|US20060196197 *||May 3, 2006||Sep 7, 2006||Lawrence Kates||Intelligent thermostat system for load monitoring a refrigerant-cycle apparatus|
|US20060201168 *||May 3, 2006||Sep 14, 2006||Lawrence Kates||Method and apparatus for monitoring a calibrated condenser unit in a refrigerant-cycle system|
|US20070150305 *||Feb 1, 2005||Jun 28, 2007||Klaus Abraham-Fuchs||Method for selecting a potential participant for a medical study on the basis of a selection criterion|
|US20080015797 *||Jul 17, 2007||Jan 17, 2008||Lawrence Kates||Air filter monitoring system|
|US20080016888 *||Oct 2, 2007||Jan 24, 2008||Lawrence Kates||Method and apparatus for monitoring refrigerant-cycle systems|
|US20080051945 *||Oct 29, 2007||Feb 28, 2008||Lawrence Kates||Method and apparatus for load reduction in an electric power system|
|US20080216495 *||Mar 18, 2008||Sep 11, 2008||Lawrence Kates||Intelligent thermostat system for load monitoring a refrigerant-cycle apparatus|
|US20080223051 *||Feb 19, 2008||Sep 18, 2008||Lawrence Kates||Intelligent thermostat system for monitoring a refrigerant-cycle apparatus|
|US20090187281 *||Dec 18, 2008||Jul 23, 2009||Lawrence Kates||Method and apparatus for monitoring a calibrated condenser unit in a refrigerant-cycle system|
|US20110295637 *||Apr 22, 2011||Dec 1, 2011||Abrams James D||Method for Assisting a User in Obtaining a Repair Service at the User's House or Building|

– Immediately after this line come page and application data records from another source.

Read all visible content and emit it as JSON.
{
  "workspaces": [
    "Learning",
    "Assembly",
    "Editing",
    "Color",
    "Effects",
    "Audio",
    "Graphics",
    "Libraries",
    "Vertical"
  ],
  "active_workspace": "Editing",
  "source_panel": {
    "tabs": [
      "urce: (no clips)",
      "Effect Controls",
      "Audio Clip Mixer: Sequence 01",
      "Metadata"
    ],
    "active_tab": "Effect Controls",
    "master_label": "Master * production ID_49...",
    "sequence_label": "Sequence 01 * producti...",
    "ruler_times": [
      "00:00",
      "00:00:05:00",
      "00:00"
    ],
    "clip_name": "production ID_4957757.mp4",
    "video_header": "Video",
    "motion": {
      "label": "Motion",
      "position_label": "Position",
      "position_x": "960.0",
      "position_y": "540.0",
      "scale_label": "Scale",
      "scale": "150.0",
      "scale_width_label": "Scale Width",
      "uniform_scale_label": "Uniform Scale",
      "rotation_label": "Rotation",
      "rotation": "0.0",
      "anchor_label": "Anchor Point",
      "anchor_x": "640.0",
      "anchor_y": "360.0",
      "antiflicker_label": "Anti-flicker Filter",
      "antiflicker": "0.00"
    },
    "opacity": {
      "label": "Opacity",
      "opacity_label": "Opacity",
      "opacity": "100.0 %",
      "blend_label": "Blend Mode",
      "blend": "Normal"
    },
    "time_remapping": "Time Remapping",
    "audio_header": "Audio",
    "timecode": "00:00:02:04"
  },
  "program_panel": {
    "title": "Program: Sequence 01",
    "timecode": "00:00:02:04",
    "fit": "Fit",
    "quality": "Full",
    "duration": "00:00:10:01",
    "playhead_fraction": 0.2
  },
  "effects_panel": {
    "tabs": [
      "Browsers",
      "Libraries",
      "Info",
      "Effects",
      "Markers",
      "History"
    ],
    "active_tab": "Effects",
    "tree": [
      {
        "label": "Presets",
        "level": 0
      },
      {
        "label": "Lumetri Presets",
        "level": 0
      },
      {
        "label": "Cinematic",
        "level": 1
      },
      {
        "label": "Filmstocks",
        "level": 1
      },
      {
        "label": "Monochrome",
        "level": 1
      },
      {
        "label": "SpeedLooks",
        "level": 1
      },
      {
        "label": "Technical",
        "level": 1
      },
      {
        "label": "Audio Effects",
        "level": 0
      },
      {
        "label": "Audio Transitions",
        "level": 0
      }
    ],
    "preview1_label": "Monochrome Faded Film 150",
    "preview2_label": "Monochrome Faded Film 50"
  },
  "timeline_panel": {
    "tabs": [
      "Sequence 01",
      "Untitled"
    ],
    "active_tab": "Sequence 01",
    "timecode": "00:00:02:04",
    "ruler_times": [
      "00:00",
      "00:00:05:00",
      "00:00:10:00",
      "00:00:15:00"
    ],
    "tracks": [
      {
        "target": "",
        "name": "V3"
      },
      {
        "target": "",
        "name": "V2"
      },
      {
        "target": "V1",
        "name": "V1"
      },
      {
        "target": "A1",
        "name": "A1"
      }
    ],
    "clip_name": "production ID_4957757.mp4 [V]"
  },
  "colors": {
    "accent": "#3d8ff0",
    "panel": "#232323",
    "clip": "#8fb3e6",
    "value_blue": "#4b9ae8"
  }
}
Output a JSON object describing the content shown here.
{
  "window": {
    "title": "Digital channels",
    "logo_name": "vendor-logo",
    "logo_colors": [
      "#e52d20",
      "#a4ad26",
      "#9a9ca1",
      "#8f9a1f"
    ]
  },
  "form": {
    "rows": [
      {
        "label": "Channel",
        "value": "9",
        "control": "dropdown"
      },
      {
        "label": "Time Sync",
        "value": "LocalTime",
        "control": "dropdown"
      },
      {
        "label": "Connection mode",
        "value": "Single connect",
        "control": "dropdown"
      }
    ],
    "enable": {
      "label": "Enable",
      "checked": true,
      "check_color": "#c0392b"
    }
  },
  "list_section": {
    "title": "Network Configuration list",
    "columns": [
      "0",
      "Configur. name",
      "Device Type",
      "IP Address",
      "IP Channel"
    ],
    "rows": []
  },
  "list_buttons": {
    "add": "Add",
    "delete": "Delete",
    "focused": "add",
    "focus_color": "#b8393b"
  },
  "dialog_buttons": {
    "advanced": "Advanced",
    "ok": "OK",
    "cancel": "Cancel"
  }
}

|US20140262196 *||Mar 13, 2013||Sep 18, 2014||Andrew Frank||Thermostat|
|WO2005017475A2 *||Jun 16, 2004||Feb 24, 2005||Venvest, Incorporated||Device and method for providing service assistance|
|WO2005017475A3 *||Jun 16, 2004||Aug 17, 2006||James D Abrams||Device and method for providing service assistance|

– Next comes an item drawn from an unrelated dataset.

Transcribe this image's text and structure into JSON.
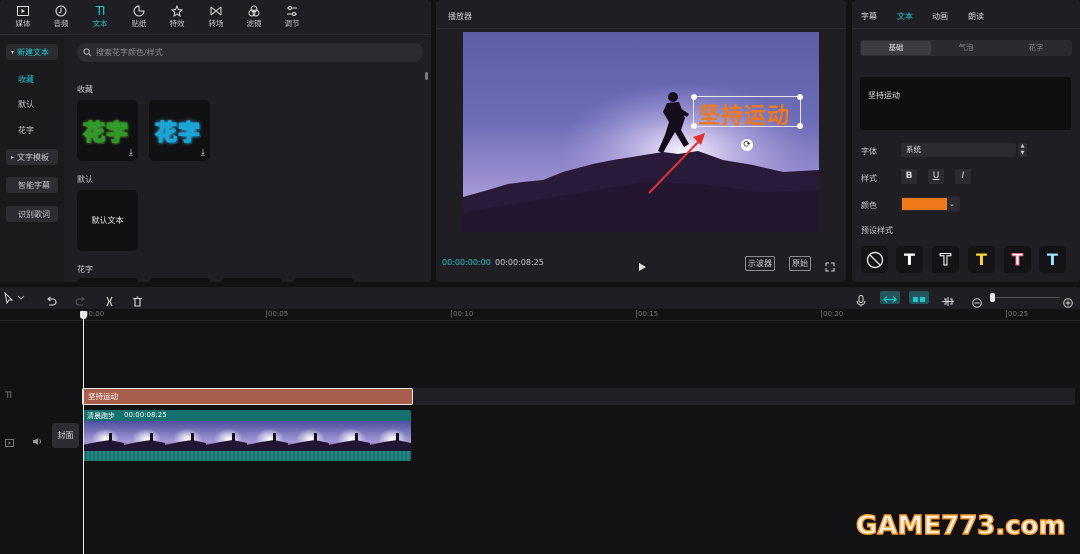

|U.S. Classification||165/11.1, 236/91.00F, 165/DIG.2|
|International Classification||F24F11/00, G05D23/19|
|Cooperative Classification||Y10S165/002, F24F11/0012, F24F11/0009, G05D23/1917, F24F2011/0013|
|European Classification||F24F11/00R, G05D23/19D|
|Nov 12, 1993||REMI||Maintenance fee reminder mailed|
|Feb 27, 1994||LAPS||Lapse for failure to pay maintenance fees|
|May 10, 1994||FP||Expired due to failure to pay maintenance fee|
Effective date: 19940227